This agricultural use began long ago as the first settlers arrived and began to plant crops and domesticate animals. The first farms were across the uplands, as most parts of the lowlands were too wooded or wet to make agriculture practical. Signs of these first farmers can be seen as the old settlements, cairns and even field boundaries that exist in the uplands.
Farming today is vastly different than is was for these early farmers. The most intensive agriculture occurs in the lowlands, where the removal of large areas of woodland has created pastures on fertile soils.
The Welsh Assembly Government regulates farming in Wales, you can find out more by visiting the Environment and countryside section of their website.
Sêr Ffermio y Bannau
As the biggest collective group of land managers in the Park, the National Park Authority is seeking advice from farmers on how to improve collaboration in delivering the management plan. We therefore hosted a meeting in June 2023 to form a discussion between Bannau Brycheiniog and farming allies in support of nature recovery through sustainable farming. The meeting consisted of an introduction by the Chief Executive, Catherine Mealing-Jones followed by an overview of the Management Plan by Helen Lucocq.
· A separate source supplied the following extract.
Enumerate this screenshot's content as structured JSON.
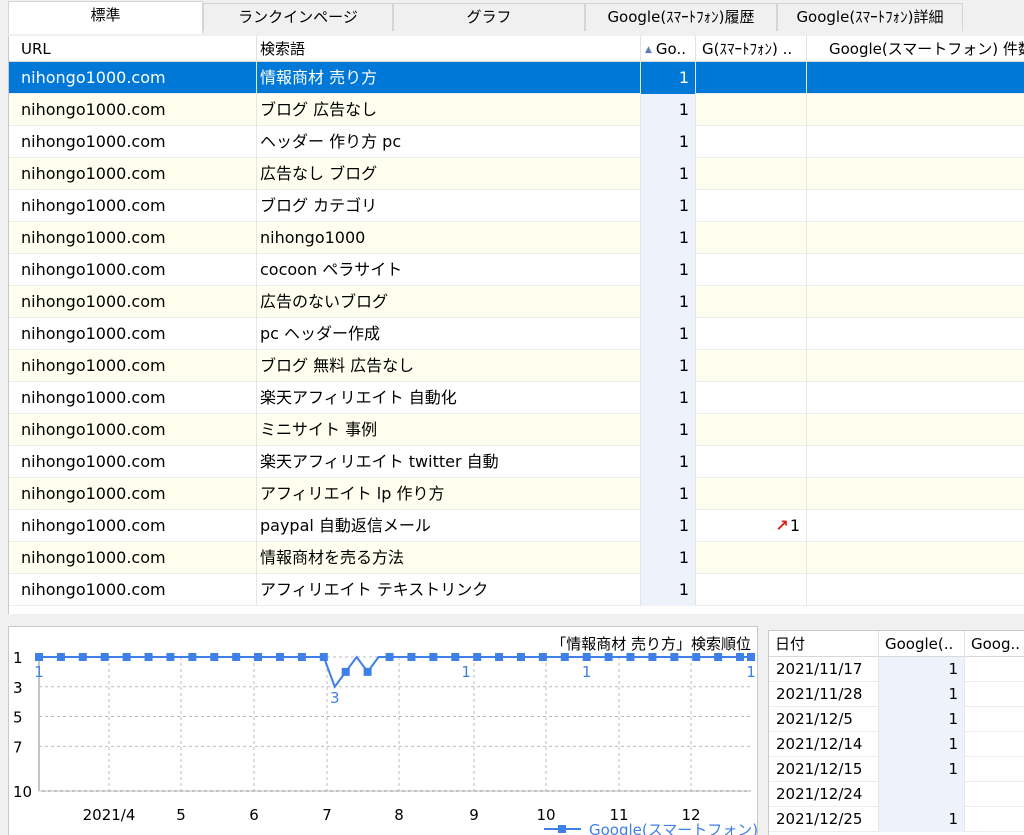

The discussion revolved around 3 questions:
- What parts of the management plan are of common interest for farmers and graziers?
- What on-farm actions contribute to nature recovery, including improved water quality?
- How can the National Park support farmers to contribute to delivering the management plan, individually or collectively?
Below is the link to the report summarising the outcome of the meeting and recommendations for future actions.